Recovering from a work mistake

You’re standing side by side with your colleagues, an audience of your peers waiting in eager anticipation for you to fall on your proverbial. You’re handed a key piece of information. A quick look makes your stomach lurch. You know that it’s wrong. Not just wrong but WRONG. Catastrophically, dramatically, career-changingly wrong. You check with your colleague who mirrors back the champagne-fuelled bonhomie and confidence that you remember from yourself all of five second ago. She nods. You shrug and forge ahead. Fifteen minutes later everyone you know is making the watercooler blush with a post-mortem of your most recent failure.

Sound familiar? If it sounds like a terrible night at the Oscars then you’re in the lucky camp, waiting (however unwittingly) for the other shoe to drop. If you just felt an echo of that stomach-lurch and a severe flare-up of your Powerpointophobia, then you’re in the much larger group of us that saw the train lights in the tunnel and ploughed on regardless.

So what would you do in Warren Beatty’s situation? The head-down, carry on regardless approach is the prefect anti-example. Ignoring the facts, ignoring your instincts, turning a sparkling evening into a mess faster that a puddle does to candy floss. Option two would have been infinitely preferable. A cooler head would have quietly consulted a wiser, more sober head, changed the envelope, apologised and given Moonlight the adulation it had earned.
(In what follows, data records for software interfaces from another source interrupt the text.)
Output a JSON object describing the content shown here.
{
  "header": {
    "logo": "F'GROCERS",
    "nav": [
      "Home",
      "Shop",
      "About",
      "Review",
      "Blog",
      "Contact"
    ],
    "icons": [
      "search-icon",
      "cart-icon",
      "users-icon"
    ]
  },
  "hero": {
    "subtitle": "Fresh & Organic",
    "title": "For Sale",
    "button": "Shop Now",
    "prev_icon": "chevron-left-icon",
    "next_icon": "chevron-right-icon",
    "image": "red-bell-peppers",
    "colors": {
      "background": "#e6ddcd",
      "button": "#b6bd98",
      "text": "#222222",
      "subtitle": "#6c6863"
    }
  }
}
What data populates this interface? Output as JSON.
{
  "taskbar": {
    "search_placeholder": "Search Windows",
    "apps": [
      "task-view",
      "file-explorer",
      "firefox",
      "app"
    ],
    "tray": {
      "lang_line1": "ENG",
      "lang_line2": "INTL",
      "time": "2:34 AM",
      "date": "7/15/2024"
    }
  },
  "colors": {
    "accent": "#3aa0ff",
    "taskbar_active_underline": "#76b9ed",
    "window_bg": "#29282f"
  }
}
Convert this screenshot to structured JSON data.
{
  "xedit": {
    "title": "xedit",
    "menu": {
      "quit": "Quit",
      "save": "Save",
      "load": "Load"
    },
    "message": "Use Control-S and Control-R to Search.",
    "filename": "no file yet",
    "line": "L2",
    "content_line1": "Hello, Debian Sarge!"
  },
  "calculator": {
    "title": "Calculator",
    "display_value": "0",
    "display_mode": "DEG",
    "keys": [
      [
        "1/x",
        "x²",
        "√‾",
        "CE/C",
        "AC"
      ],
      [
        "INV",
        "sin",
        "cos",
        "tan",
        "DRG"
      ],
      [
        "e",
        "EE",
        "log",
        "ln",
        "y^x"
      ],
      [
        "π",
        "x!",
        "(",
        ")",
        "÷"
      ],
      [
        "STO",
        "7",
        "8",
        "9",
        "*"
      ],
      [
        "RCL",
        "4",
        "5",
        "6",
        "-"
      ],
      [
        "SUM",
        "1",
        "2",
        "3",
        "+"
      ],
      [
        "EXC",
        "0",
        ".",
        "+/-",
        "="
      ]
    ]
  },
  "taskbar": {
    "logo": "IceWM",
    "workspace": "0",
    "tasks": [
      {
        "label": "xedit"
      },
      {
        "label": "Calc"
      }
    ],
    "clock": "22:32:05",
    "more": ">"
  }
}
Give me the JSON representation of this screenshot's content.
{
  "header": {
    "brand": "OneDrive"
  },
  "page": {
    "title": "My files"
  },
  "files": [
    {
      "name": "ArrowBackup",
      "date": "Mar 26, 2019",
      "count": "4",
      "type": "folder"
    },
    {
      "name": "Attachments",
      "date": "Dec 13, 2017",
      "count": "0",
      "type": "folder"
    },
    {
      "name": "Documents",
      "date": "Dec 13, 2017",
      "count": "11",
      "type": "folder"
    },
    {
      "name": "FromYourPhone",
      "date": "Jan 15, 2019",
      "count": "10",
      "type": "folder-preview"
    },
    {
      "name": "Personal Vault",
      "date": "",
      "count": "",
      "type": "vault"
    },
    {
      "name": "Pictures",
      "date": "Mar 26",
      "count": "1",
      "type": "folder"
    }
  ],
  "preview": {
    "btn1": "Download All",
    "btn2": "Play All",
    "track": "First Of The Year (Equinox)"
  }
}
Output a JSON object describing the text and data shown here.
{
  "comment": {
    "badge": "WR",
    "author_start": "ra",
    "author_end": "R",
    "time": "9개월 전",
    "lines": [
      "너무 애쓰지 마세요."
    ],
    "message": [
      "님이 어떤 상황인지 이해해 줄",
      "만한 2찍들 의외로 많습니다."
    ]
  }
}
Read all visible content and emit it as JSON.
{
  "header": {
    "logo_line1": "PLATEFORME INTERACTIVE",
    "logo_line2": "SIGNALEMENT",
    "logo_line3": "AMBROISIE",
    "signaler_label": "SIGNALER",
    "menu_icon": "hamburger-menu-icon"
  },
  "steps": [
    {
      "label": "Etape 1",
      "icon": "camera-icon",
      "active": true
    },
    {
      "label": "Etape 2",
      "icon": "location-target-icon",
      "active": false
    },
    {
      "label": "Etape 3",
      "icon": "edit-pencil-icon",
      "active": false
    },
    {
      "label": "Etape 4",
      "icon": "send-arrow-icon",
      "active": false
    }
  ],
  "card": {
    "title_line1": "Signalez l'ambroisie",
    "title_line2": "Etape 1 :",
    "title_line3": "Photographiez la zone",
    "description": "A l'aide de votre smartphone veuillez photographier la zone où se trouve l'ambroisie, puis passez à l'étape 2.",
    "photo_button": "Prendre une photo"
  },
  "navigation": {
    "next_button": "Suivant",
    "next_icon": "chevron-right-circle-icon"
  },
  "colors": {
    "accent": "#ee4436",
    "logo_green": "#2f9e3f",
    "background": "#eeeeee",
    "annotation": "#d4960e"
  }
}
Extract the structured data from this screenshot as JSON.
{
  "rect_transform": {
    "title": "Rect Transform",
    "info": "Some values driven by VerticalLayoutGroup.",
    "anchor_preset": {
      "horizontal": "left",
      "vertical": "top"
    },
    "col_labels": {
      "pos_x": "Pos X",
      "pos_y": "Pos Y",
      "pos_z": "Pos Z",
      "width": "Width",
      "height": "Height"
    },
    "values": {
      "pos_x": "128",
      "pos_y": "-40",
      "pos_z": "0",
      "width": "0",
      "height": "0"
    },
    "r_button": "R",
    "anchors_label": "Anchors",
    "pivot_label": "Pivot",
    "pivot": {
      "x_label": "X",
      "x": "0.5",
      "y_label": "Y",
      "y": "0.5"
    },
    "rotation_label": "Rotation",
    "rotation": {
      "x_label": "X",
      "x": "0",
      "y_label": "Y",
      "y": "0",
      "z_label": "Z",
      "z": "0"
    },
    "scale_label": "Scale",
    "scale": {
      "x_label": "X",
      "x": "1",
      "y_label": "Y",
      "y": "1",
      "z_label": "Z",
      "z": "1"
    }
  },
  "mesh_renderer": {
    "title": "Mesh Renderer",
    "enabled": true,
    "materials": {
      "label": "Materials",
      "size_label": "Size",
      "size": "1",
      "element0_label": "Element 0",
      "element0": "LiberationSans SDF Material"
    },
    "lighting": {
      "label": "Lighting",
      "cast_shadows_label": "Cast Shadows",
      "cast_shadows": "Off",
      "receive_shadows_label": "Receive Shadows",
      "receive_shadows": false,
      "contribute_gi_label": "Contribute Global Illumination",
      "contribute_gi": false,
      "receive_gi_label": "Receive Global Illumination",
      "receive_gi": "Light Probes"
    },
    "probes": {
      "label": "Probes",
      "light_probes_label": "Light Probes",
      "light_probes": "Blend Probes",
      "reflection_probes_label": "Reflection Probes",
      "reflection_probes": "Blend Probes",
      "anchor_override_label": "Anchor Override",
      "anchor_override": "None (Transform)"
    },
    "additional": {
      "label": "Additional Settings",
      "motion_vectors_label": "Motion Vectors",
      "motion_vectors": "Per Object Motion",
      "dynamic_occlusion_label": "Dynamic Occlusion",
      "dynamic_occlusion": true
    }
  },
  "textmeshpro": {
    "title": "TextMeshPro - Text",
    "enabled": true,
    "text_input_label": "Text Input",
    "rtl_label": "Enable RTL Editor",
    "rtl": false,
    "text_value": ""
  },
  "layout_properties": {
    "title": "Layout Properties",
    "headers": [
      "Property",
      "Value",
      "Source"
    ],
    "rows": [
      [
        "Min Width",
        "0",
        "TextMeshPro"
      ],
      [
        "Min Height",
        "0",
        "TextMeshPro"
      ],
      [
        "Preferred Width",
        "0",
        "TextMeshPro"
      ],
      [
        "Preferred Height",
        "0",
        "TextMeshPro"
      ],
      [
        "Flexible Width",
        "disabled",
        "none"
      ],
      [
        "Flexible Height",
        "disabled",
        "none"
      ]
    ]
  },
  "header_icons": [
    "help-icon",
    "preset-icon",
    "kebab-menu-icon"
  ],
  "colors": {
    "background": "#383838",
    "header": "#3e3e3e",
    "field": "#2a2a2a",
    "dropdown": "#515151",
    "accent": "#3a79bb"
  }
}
But there’s a third way. Owning that mistake, keeping the La-La-Land gushers away from the microphone and years of sleepless nights to come, making a small joke that acknowledges your humanity and the inherent silliness of the whole event would have been just as headline worthy but with clowns recast as heroes.

So what could Beatty and Dunaway have done to stare defeat in the face and make it a friend?

Stay off the champagne

Well, it’s unlikely to be champagne, but after months, years, decades sometimes, incubating your pet project, you’re probably going to be intoxicated one way or another, and your enthusiasm and energy could well trip you up. Enthusiasm is great but ensure you’re powered by preparation. Have a contingency plan. What are you going to do if it is the wrong envelope? Have you run through the things that could go wrong?

Trust your instincts

If something doesn’t sit right – check. A moment’s awkwardness is nothing new in a presentation or meeting. A complete collapse is rare, but much more memorable. And It’s amazing how much empathy you’ll get for sharing that “Phew, almost!” moment when you DIDN’T run headlong into the canyon.

Use the assets you have

As you stand alone, eulogising about your project, you’re only one cog in a huge and complex machine. Whether you have a huge Hollywood machine behind you or you’re a one-person show, you should be able to refer to a less invested, less excited voice, either internal, or one of the thousand accountants behind you. This might practically entail asking trusted colleagues for a ‘once-over’ of the piece of work you’re due to present

Whether you’re in a job planning your foray into self-determined entrepreneurship or even those who have started working in network marketing part-time, it’s important to go through these mistakes, not to avoid them but to find a comfortable way of dealing with them when they arise.